Youth and Caseworker Perspectives on Older Adolescents in California Foster Care: Youths' Education Status and Services.
Chapin Hall Discussion Paper.
Chapin Hall at the University of Chicago.

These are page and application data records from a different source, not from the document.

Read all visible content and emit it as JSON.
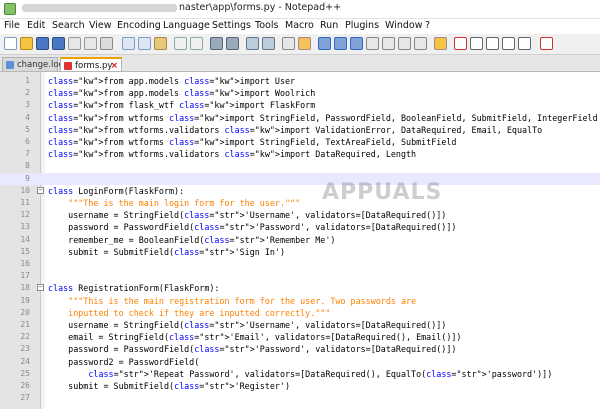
{
  "window": {
    "title_suffix": "naster\\app\\forms.py - Notepad++"
  },
  "menu": [
    "File",
    "Edit",
    "Search",
    "View",
    "Encoding",
    "Language",
    "Settings",
    "Tools",
    "Macro",
    "Run",
    "Plugins",
    "Window",
    "?"
  ],
  "tabs": [
    {
      "label": "change.log",
      "active": false
    },
    {
      "label": "forms.py",
      "active": true
    }
  ],
  "watermark": "APPUALS",
  "editor": {
    "lines": [
      {
        "n": "1",
        "text": "from app.models import User"
      },
      {
        "n": "2",
        "text": "from app.models import Woolrich"
      },
      {
        "n": "3",
        "text": "from flask_wtf import FlaskForm"
      },
      {
        "n": "4",
        "text": "from wtforms import StringField, PasswordField, BooleanField, SubmitField, IntegerField"
      },
      {
        "n": "5",
        "text": "from wtforms.validators import ValidationError, DataRequired, Email, EqualTo"
      },
      {
        "n": "6",
        "text": "from wtforms import StringField, TextAreaField, SubmitField"
      },
      {
        "n": "7",
        "text": "from wtforms.validators import DataRequired, Length"
      },
      {
        "n": "8",
        "text": ""
      },
      {
        "n": "9",
        "text": ""
      },
      {
        "n": "10",
        "text": "class LoginForm(FlaskForm):"
      },
      {
        "n": "11",
        "text": "    \"\"\"The is the main login form for the user.\"\"\""
      },
      {
        "n": "12",
        "text": "    username = StringField('Username', validators=[DataRequired()])"
      },
      {
        "n": "13",
        "text": "    password = PasswordField('Password', validators=[DataRequired()])"
      },
      {
        "n": "14",
        "text": "    remember_me = BooleanField('Remember Me')"
      },
      {
        "n": "15",
        "text": "    submit = SubmitField('Sign In')"
      },
      {
        "n": "16",
        "text": ""
      },
      {
        "n": "17",
        "text": ""
      },
      {
        "n": "18",
        "text": "class RegistrationForm(FlaskForm):"
      },
      {
        "n": "19",
        "text": "    \"\"\"This is the main registration form for the user. Two passwords are"
      },
      {
        "n": "20",
        "text": "    inputted to check if they are inputted correctly.\"\"\""
      },
      {
        "n": "21",
        "text": "    username = StringField('Username', validators=[DataRequired()])"
      },
      {
        "n": "22",
        "text": "    email = StringField('Email', validators=[DataRequired(), Email()])"
      },
      {
        "n": "23",
        "text": "    password = PasswordField('Password', validators=[DataRequired()])"
      },
      {
        "n": "24",
        "text": "    password2 = PasswordField("
      },
      {
        "n": "25",
        "text": "        'Repeat Password', validators=[DataRequired(), EqualTo('password')])"
      },
      {
        "n": "26",
        "text": "    submit = SubmitField('Register')"
      },
      {
        "n": "27",
        "text": ""
      }
    ]
  }
}
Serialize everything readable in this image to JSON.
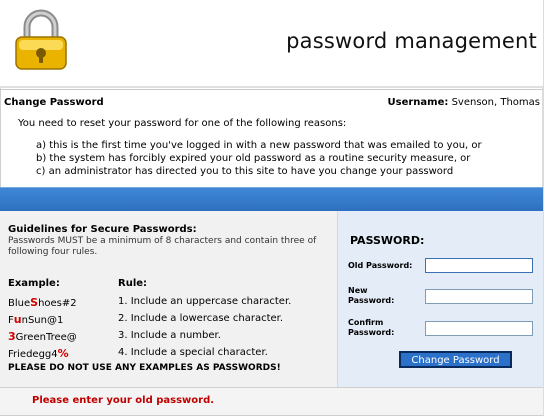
{
  "header": {
    "title": "password management",
    "logo_icon": "padlock-icon"
  },
  "section": {
    "title": "Change Password",
    "username_label": "Username:",
    "username_value": "Svenson, Thomas"
  },
  "reasons": {
    "intro": "You need to reset your password for one of the following reasons:",
    "items": [
      "a) this is the first time you've logged in with a new password that was emailed to you, or",
      "b) the system has forcibly expired your old password as a routine security measure, or",
      "c) an administrator has directed you to this site to have you change your password"
    ]
  },
  "guidelines": {
    "title": "Guidelines for Secure Passwords:",
    "description": "Passwords MUST be a minimum of 8 characters and contain three of following four rules.",
    "example_header": "Example:",
    "rule_header": "Rule:",
    "examples": [
      {
        "pre": "Blue",
        "hl": "S",
        "post": "hoes#2"
      },
      {
        "pre": "F",
        "hl": "u",
        "post": "nSun@1"
      },
      {
        "pre": "",
        "hl": "3",
        "post": "GreenTree@"
      },
      {
        "pre": "Friedegg4",
        "hl": "%",
        "post": ""
      }
    ],
    "rules": [
      "1. Include an uppercase character.",
      "2. Include a lowercase character.",
      "3. Include a number.",
      "4. Include a special character."
    ],
    "warning": "PLEASE DO NOT USE ANY EXAMPLES AS PASSWORDS!"
  },
  "form": {
    "title": "PASSWORD:",
    "old_label": "Old Password:",
    "new_label": "New Password:",
    "confirm_label": "Confirm Password:",
    "old_value": "",
    "new_value": "",
    "confirm_value": "",
    "submit_label": "Change Password"
  },
  "error": {
    "message": "Please enter your old password."
  },
  "colors": {
    "accent": "#2b70c9",
    "error": "#c00000",
    "highlight": "#d40000"
  }
}
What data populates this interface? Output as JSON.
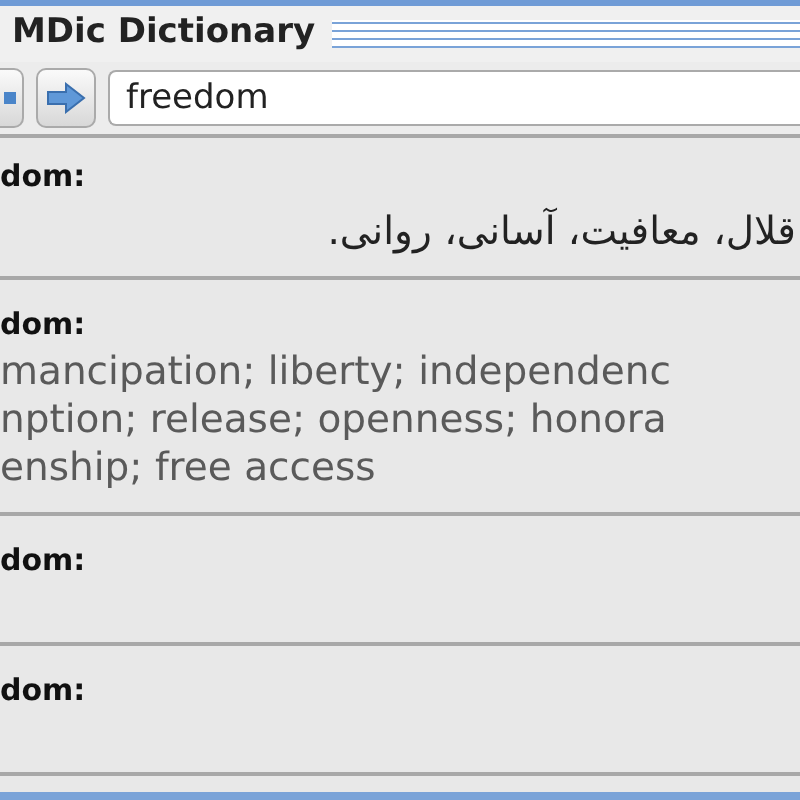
{
  "window": {
    "title": "MDic Dictionary"
  },
  "search": {
    "value": "freedom"
  },
  "results": [
    {
      "heading": "dom:",
      "kind": "rtl",
      "lines": [
        "قلال، معافیت، آسانی، روانی."
      ]
    },
    {
      "heading": "dom:",
      "kind": "ltr",
      "lines": [
        "mancipation; liberty; independenc",
        "nption; release; openness; honora",
        "enship; free access"
      ]
    },
    {
      "heading": "dom:"
    },
    {
      "heading": "dom:"
    }
  ]
}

This paper examines the educational status of and services available to older adolescents in foster care in California, both from the viewpoint of the young people themselves and from the viewpoint of caseworkers who work with foster youth. Three specific areas are examined in the paper: the educational history and status of older adolescents in care, the perception of how ready these youth are to pursue their educational goals, and the availability and helpfulness of education related services. Data is drawn from the California Youth Transitions to Adulthood Study (CalYOUTH) and includes responses from 235 California caseworkers who serve older foster care youth and 727 foster adolescents. Findings indicate youth were generally optimistic about their future educational attainment; nearly all of them expect to finish high school and over 80% expect to graduate from college; most youth are connected to school, work, or both, however, about 1 in 10 are not connected to either; young people said they were encouraged to pursue their education by three important groups of adults in their lives: family members, school workers, and individuals working in the foster care system; about 45% of youth said that receiving support to continue their education was the biggest reason they would choose to stay in care; 60% of workers reported that youth saw extended care as an important way to pursue their educational goals; although the majority of youth aspire to complete a college degree, more than half are reading below a high school level at age 18; and most youth said that their guardians or biological family are the people who provide the most help with their education, and only one-third said they received a lot of services intended to support them educationally. 7 tables and 11 references.
foster adolescents; academic achievement; postsecondary education; aging out; schools; youth services; California